Up-and-coming miler explains how he got into such great shape during this year

Olympic 1500m finalist Jake Heyward finished his 2021 track season on a high after a 3:52.15 mile PB and Welsh record at the Wanda Diamond League Prefontaine Classic on August 21. 

The 22-year-old Cardiff University graduate –  a former European under-18 and under-20 1500m champion – trains with the Nike-supported Oregon Track Club in Eugene under the guidance of respected coach and former athlete Mark Rowland, the Olympic steeplechase bronze medallist in Seoul 1988 and British record-holder.

Having only returned to training in January after an injury-ravaged couple of years with achilles issues in both legs, Heyward has remarkably run PBs over 800m (1:46.47) and 1500m (3:32.82) in 2021, in addition to that mile best. 

“I’ve had a good year, but I don’t want to get greedy,” he says, appreciative of the fact he has been back in action at all. 

Favourite session

“Either a really challenging session that you don’t enjoy when you’re doing it, but afterwards you feel really good about yourself, or a controlled tempo on the track which I also enjoy, such as 5 x 1200m off two minutes recovery run at threshold pace, like 3:49, 3:47, 3:43, 3:45, 3:43.

“There’s a lot of emphasis around the ‘control’ of a training session for me – it might sound crazy to some people but it’s very rare that I would work really hard in a track session. Mark knows how much of a stimulus I need without overdoing it. I also enjoy anytime we do speedwork – 150s or 200s.” 

Least favourite 

“Long, aerobic sessions – like anything 3-6min reps, I don’t like them.”

Home from home, of course, is Eugene, and with the 2022 World Championships which will be staged there less than a year away, Heyward – who runs past the stadium every day – has an exciting reminder of what’s to come, as well as an opportunity to reflect on what it’s taken to get to this point. 

“Those in my corner know how difficult the past couple of years have been,” he wrote on Instagram earlier this summer. “The majority of people only see the end result. They don’t see the behind the scenes struggle day to day. Sport is a rollercoaster of a journey and you can never take anything from granted. How you handle the low points and bounce back from them is what’s important.

“To anyone who is struggling with injuries or lows for whatever reason…don’t lose faith, stay patient, your time will come. Hard work always pays off and, I promise you, the highs are totally worth it.” 

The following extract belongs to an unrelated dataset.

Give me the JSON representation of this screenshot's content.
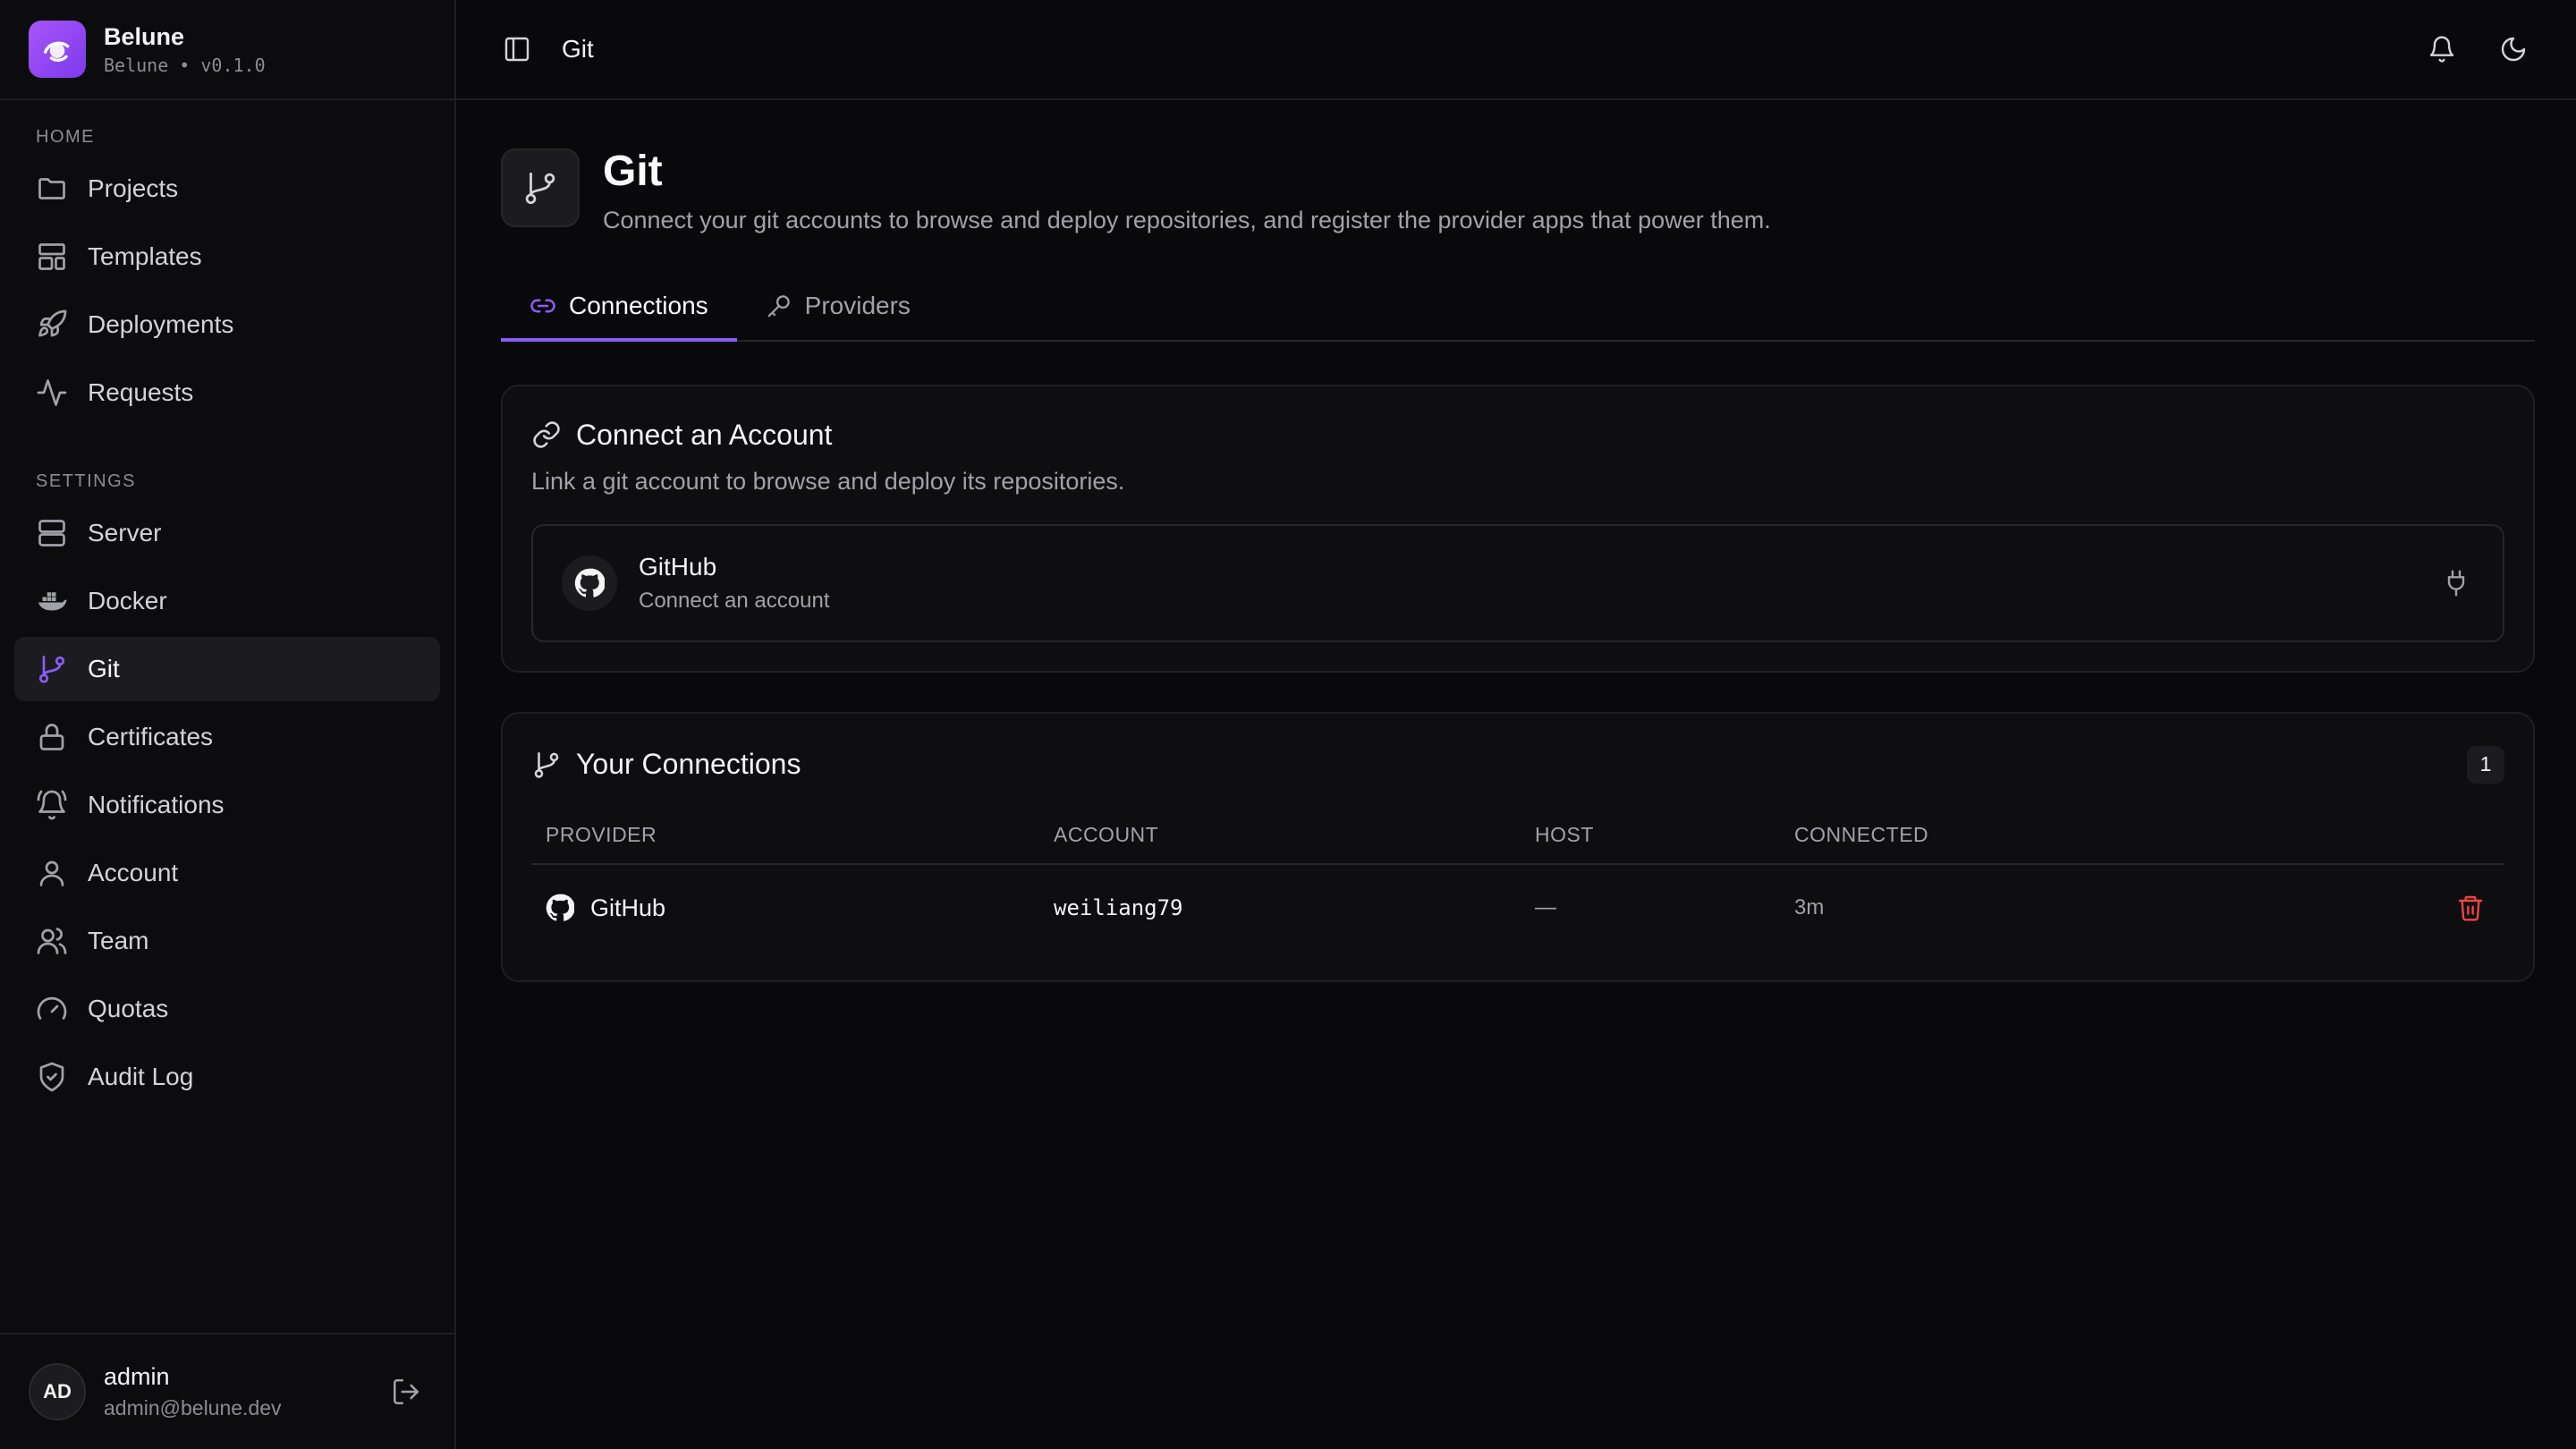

Jake Heyward’s training has been compromised as a result of his long-term injuries. 

“My training is still not what it would normally be for most of the guys in the group,” he admits. “To be honest, a lot of my training this year has been cross training or training with the girls.”

The latter point is not condescending. The “girls” include Sally Kipyego, Olympic 10,000m silver medallist in London 2012 and 17th in this summer’s Olympic marathon, while the men in the OTC Elite group include Nijel Amos, Hassan Mead, Patrick Tiernan, Will Paulson and Vince Ciattei.

Monday: 30-40min run and gym (am); 20min on cross trainer (pm)

Tuesday: track or trail session depending on time of year such as 800m or 1km reps at 10km pace

Wednesday: 40-45min run and gym

Thursday: tempo – for example four miles worth of volume. “We all go on individual pace,” says Heyward. “It’s quite important that we run to our own heart rate and our own pace. So sometimes, depending on the time of year, I’d run with Sally [Kipyego], or I’d start with the boys but as they pick up I’d stay back.” 

Friday: easy run (five miles) or rest day

Saturday: track session – for example 5 x 800m (in 2:25, 2:19, 2:16, 2:11, 2:07) and 3 x 500m (73, 70, 68) off 2min and 5min

Sunday: 60min easy run. “I run slow, between 7-8min/mile pace. I think the best athletes run slow, but it takes confidence. If I was going to give advice to anyone – it would literally be that just because you can do something (such as run fast), it doesn’t mean you should.”

In addition to core training, Heyward does mobility work, particularly working on his thoracic mobility.

» This article first appeared in AW magazine, which you can buy here